## Try it
Search the records for the string "Bsccsit" and copy every line where it turns up.

## Input records
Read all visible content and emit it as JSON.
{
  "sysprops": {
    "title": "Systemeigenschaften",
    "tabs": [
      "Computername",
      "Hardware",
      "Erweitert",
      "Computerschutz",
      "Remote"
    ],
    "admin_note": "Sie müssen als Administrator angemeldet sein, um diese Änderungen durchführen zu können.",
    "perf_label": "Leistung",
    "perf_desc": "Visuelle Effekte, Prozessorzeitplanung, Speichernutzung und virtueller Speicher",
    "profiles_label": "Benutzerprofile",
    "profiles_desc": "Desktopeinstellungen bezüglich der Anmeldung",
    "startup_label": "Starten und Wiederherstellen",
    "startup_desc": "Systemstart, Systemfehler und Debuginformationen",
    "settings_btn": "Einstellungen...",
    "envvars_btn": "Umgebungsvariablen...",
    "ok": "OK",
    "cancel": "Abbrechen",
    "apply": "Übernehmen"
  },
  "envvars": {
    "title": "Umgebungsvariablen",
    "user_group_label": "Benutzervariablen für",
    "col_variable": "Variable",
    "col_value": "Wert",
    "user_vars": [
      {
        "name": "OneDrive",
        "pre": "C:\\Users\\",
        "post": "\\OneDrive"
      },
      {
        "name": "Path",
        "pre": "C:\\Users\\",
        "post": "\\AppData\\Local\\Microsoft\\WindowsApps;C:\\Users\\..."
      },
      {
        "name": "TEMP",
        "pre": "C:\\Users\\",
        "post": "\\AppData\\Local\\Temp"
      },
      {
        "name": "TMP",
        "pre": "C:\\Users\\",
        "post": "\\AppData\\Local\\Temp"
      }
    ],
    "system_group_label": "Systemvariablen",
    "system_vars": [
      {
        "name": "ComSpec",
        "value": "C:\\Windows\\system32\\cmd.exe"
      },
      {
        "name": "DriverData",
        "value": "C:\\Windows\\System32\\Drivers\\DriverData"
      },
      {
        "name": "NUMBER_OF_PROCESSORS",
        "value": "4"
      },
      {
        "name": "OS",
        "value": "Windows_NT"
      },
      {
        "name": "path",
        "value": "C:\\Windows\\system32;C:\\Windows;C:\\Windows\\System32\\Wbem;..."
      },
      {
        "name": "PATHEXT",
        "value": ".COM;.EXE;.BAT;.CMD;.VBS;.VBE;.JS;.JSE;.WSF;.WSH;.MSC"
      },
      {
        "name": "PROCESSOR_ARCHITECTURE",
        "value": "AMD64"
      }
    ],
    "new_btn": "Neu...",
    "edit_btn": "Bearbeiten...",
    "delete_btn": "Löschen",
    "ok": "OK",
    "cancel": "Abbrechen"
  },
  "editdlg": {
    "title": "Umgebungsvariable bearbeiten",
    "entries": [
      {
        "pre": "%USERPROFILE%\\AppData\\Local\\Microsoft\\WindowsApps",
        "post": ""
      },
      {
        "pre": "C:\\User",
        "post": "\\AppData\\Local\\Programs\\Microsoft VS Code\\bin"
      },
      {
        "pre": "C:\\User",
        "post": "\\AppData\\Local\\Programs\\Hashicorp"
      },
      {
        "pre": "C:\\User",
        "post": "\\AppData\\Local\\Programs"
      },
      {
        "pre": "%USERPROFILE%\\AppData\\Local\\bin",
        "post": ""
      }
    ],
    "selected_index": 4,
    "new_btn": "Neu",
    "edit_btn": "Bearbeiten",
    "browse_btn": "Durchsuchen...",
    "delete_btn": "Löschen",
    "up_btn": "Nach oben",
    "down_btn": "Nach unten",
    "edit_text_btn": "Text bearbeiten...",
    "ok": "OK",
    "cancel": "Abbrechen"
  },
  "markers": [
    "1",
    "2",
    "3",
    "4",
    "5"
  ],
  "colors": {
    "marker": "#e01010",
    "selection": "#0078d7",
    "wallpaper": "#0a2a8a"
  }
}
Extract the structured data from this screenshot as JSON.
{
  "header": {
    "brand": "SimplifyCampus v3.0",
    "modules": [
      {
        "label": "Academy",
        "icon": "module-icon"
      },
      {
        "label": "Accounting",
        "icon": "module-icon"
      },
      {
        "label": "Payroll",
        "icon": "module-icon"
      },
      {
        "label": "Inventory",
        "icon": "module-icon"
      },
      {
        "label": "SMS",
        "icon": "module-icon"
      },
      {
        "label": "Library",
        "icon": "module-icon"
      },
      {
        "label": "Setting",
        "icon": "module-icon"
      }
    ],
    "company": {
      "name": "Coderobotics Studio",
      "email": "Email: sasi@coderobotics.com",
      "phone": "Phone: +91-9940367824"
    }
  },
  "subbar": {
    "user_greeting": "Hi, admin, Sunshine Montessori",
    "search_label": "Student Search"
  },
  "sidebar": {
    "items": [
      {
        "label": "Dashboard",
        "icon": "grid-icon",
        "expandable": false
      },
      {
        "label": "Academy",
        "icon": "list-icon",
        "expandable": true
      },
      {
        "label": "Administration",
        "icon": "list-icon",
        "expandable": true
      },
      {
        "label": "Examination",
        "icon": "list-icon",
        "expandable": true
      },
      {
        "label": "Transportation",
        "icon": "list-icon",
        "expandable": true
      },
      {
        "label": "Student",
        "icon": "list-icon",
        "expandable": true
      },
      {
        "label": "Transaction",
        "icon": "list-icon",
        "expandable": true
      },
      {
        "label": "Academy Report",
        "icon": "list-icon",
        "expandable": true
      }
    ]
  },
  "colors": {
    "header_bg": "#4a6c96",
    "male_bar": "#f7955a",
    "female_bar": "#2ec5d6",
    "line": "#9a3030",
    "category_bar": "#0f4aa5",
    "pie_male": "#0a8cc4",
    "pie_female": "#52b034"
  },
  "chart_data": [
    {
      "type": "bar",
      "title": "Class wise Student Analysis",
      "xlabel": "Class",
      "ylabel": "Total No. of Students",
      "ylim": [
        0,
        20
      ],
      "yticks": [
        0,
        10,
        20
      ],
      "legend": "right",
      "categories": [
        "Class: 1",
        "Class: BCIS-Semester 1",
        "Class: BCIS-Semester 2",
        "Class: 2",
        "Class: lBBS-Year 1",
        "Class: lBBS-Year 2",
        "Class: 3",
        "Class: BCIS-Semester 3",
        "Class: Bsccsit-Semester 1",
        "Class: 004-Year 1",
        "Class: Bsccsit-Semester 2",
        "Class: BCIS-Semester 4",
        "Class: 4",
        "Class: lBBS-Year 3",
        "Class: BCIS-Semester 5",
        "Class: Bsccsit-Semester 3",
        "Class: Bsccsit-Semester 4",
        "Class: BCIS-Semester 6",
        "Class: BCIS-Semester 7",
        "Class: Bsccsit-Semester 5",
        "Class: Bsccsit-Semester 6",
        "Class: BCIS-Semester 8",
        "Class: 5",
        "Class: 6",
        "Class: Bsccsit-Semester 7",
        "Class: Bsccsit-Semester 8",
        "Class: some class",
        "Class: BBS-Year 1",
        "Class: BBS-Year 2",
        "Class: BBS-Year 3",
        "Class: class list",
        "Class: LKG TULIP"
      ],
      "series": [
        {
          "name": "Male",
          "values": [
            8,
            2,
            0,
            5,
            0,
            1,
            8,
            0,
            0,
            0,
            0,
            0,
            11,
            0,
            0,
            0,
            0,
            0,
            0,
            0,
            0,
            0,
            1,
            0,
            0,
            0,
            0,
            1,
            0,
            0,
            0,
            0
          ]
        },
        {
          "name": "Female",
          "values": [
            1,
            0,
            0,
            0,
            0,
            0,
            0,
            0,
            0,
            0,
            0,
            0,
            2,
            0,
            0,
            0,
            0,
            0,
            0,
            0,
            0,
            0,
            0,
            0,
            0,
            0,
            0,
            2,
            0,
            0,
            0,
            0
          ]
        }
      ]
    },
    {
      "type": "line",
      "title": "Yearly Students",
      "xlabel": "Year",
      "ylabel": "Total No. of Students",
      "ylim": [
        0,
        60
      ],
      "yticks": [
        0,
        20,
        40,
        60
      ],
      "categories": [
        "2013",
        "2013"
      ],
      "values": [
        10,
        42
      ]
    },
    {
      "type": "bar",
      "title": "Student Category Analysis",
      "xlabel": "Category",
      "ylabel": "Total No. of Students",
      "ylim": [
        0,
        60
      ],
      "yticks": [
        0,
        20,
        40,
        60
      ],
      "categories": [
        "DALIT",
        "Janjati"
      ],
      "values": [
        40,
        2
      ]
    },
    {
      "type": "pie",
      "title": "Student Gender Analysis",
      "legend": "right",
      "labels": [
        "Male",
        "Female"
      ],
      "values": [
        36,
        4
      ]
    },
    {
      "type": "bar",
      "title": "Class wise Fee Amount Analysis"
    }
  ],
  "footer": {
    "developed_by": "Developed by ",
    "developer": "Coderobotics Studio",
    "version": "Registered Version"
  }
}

## Result below
        "Class: Bsccsit-Semester 1",
        "Class: Bsccsit-Semester 2",
        "Class: Bsccsit-Semester 3",
        "Class: Bsccsit-Semester 4",
        "Class: Bsccsit-Semester 5",
        "Class: Bsccsit-Semester 6",
        "Class: Bsccsit-Semester 7",
        "Class: Bsccsit-Semester 8",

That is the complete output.